School of Computing

Stefan Kahrs

Lecturer / Admissions Officer (Research)

Photo of SM Kahrs, if available
  • Room SW105
    School of Computing
    University of Kent,
    CT2 7NF


My publications are available from the University of Kent's Academic Repository.

Some selected publications:

Research Interests

I belong to the following research groups:

My main research interests are various flavours of term rewriting, e.g. infinitary rewriting, higher-order rewriting, as well as the first-order traditional stuff. These cover the whole range from implementations, proving properties about them, to semantic models. In recent years I have been specialising on infinitary rewriting.

I am also interested in functional, logic, and functional-logic programming. The whole spectrum from questions about design, usage, expressiveness, type systems, methodology, specifications, semantics, down to things like implementation techniques, efficiency considerations etc. In other words, this is more or less the whole spectrum of what some people call Euro-Theory. One (unpublished) example of that is this proof that all primitive recursive functions can be enumerated without semantic duplicates. Sadly, this turned out to be a (not very well-) known result, proved by Ersov in the early 1970s.

Talks for WIR2013 and WIR2014

talk at University of Leicester


Currently I am teaching Functional Programming, Algorithms, Object-Oriented Programming, Logic, and Regular Languages - listed in the order how close they are to my research.

I actually prefer FP over OOP as a programming paradigm, partly because the programs tend to be much shorter, but mostly because OOP programs are nigh impossible to reason about.


One of my admin jobs is PGR admissions.

Other CS
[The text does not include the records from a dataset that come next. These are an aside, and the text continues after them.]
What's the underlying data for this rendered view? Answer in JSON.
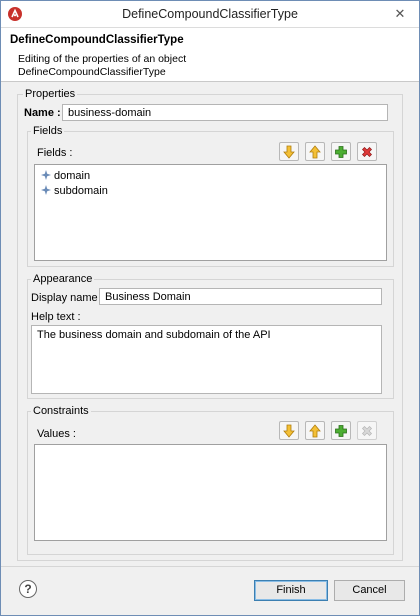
{
  "window": {
    "title": "DefineCompoundClassifierType"
  },
  "header": {
    "title": "DefineCompoundClassifierType",
    "description_line1": "Editing of the properties of an object",
    "description_line2": "DefineCompoundClassifierType"
  },
  "properties": {
    "group_title": "Properties",
    "name_label": "Name :",
    "name_value": "business-domain"
  },
  "fields": {
    "group_title": "Fields",
    "list_label": "Fields :",
    "items": [
      {
        "label": "domain",
        "icon": "field-icon"
      },
      {
        "label": "subdomain",
        "icon": "field-icon"
      }
    ],
    "toolbar": [
      "move-down-icon",
      "move-up-icon",
      "add-icon",
      "delete-icon"
    ]
  },
  "appearance": {
    "group_title": "Appearance",
    "display_name_label": "Display name :",
    "display_name_value": "Business Domain",
    "help_text_label": "Help text :",
    "help_text_value": "The business domain and subdomain of the API"
  },
  "constraints": {
    "group_title": "Constraints",
    "values_label": "Values :",
    "toolbar": [
      "move-down-icon",
      "move-up-icon",
      "add-icon",
      "delete-icon-disabled"
    ]
  },
  "footer": {
    "help_icon": "?",
    "finish_label": "Finish",
    "cancel_label": "Cancel"
  },
  "colors": {
    "accent": "#3c7fb1",
    "arrow": "#e8a818",
    "add": "#3a9a2a",
    "delete": "#cc2a2a"
  }
}
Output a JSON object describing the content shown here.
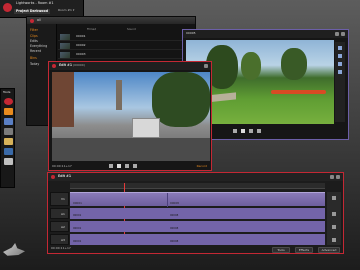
{
  "app": {
    "title": "Lightworks - Room #1",
    "project_label": "Project Darkwood",
    "room_menu": "Room #1 ▾"
  },
  "browser": {
    "title": "all",
    "tab_1": "Filmed",
    "tab_2": "Sound",
    "groups": [
      "Filter",
      "Clips",
      "Edits",
      "Everything",
      "Recent",
      "Bins",
      "Today"
    ],
    "rows": [
      "00001",
      "00002",
      "00003",
      "00004",
      "00005",
      "00006"
    ]
  },
  "source_viewer": {
    "title": "00005",
    "timecode": "00:00:00+00"
  },
  "record_viewer": {
    "title": "Edit #1",
    "subtitle": "(00000)",
    "timecode": "00:00:11+17",
    "status": "Record"
  },
  "tools": {
    "title": "Tools"
  },
  "timeline": {
    "title": "Edit #1",
    "timecode": "00:00:11+17",
    "tracks": [
      "V1",
      "A1",
      "A2",
      "A3"
    ],
    "clip_labels": [
      "00001",
      "00008"
    ],
    "buttons": [
      "Tools",
      "Effects",
      "Advanced"
    ]
  },
  "colors": {
    "accent_red": "#c42834",
    "accent_orange": "#e98b1e",
    "accent_purple": "#6c5fa8",
    "clip_purple": "#7a6cb0"
  }
}
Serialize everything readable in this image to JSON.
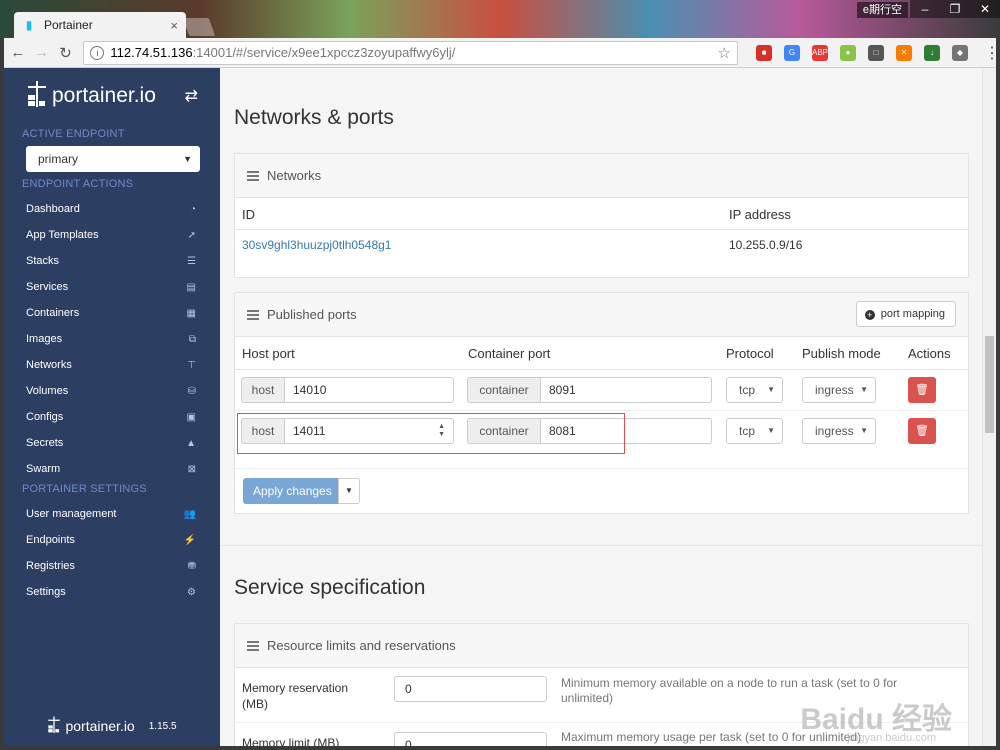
{
  "browser": {
    "tab_title": "Portainer",
    "tab_close": "×",
    "user_label": "e期行空",
    "win_buttons": [
      "–",
      "❐",
      "✕"
    ],
    "nav": {
      "back": "←",
      "forward": "→",
      "reload": "↻"
    },
    "url_host": "112.74.51.136",
    "url_rest": ":14001/#/service/x9ee1xpccz3zoyupaffwy6ylj/",
    "star": "☆",
    "extensions": [
      {
        "name": "ext-red-icon",
        "color": "#d93025",
        "label": "■"
      },
      {
        "name": "ext-translate-icon",
        "color": "#4285f4",
        "label": "G"
      },
      {
        "name": "ext-adblock-icon",
        "color": "#e53935",
        "label": "ABP"
      },
      {
        "name": "ext-green-circle-icon",
        "color": "#8bc34a",
        "label": "●"
      },
      {
        "name": "ext-box-icon",
        "color": "#555555",
        "label": "□"
      },
      {
        "name": "ext-orange-icon",
        "color": "#f57c00",
        "label": "✕"
      },
      {
        "name": "ext-download-icon",
        "color": "#2e7d32",
        "label": "↓"
      },
      {
        "name": "ext-gray-icon",
        "color": "#757575",
        "label": "◆"
      }
    ],
    "menu": "⋮"
  },
  "sidebar": {
    "brand": "portainer.io",
    "active_endpoint_title": "ACTIVE ENDPOINT",
    "endpoint_value": "primary",
    "endpoint_actions_title": "ENDPOINT ACTIONS",
    "endpoint_items": [
      {
        "label": "Dashboard",
        "icon": "◔"
      },
      {
        "label": "App Templates",
        "icon": "➚"
      },
      {
        "label": "Stacks",
        "icon": "☰"
      },
      {
        "label": "Services",
        "icon": "▤"
      },
      {
        "label": "Containers",
        "icon": "▦"
      },
      {
        "label": "Images",
        "icon": "⧉"
      },
      {
        "label": "Networks",
        "icon": "⊤"
      },
      {
        "label": "Volumes",
        "icon": "⛁"
      },
      {
        "label": "Configs",
        "icon": "▣"
      },
      {
        "label": "Secrets",
        "icon": "▲"
      },
      {
        "label": "Swarm",
        "icon": "⊠"
      }
    ],
    "portainer_settings_title": "PORTAINER SETTINGS",
    "settings_items": [
      {
        "label": "User management",
        "icon": "👥"
      },
      {
        "label": "Endpoints",
        "icon": "⚡"
      },
      {
        "label": "Registries",
        "icon": "⛃"
      },
      {
        "label": "Settings",
        "icon": "⚙"
      }
    ],
    "footer_brand": "portainer.io",
    "version": "1.15.5"
  },
  "main": {
    "networks_ports_title": "Networks & ports",
    "networks_panel": {
      "title": "Networks",
      "col_id": "ID",
      "col_ip": "IP address",
      "rows": [
        {
          "id": "30sv9ghl3huuzpj0tlh0548g1",
          "ip": "10.255.0.9/16"
        }
      ]
    },
    "ports_panel": {
      "title": "Published ports",
      "add_button": "port mapping",
      "cols": {
        "host": "Host port",
        "container": "Container port",
        "protocol": "Protocol",
        "mode": "Publish mode",
        "actions": "Actions"
      },
      "host_addon": "host",
      "container_addon": "container",
      "rows": [
        {
          "host": "14010",
          "container": "8091",
          "protocol": "tcp",
          "mode": "ingress"
        },
        {
          "host": "14011",
          "container": "8081",
          "protocol": "tcp",
          "mode": "ingress"
        }
      ],
      "apply_button": "Apply changes"
    },
    "service_spec_title": "Service specification",
    "resources_panel": {
      "title": "Resource limits and reservations",
      "memory_reservation_label": "Memory reservation (MB)",
      "memory_reservation_value": "0",
      "memory_reservation_help": "Minimum memory available on a node to run a task (set to 0 for unlimited)",
      "memory_limit_label": "Memory limit (MB)",
      "memory_limit_value": "0",
      "memory_limit_help": "Maximum memory usage per task (set to 0 for unlimited)"
    }
  },
  "watermark": {
    "main": "Baidu 经验",
    "sub": "jingyan.baidu.com"
  }
}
Occasionally, just occasionally I actually do write the odd little program. For example, some time of summer 1999 I spent writing an applet for the translation of regular expressions. Note the input alphabet are all alphanumeric characters, iteration is * (and +), choice is |, epsilon is %, the empty language is @, and parentheses are for grouping. After entering the input regexp (in the text field - do not forget to finish it with RETURN), the graph is transformed stepwise by continually pressing the transform button.

Being a screwed-up scientist, I obviously tried to give this piece of work the scientific treatment. One could argue though that collecting and analysing transformation rules for regular expressions from the literature is closer to trainspotting than doing science...

And now for something completely different

Outside CS I am a bit of a movie buff. Contributing lots of data to the IMDb I was one of its shareholders before it was sold to amazon. I also won the first Kevin Bacon challenge. My main area of expertise is the European exploitation cinema of the 1970s.

School of Computing, University of Kent, Canterbury, Kent, CT2 7NF

Enquiries: +44 (0)1227 824180 or contact us.

Last Updated: 17/11/2017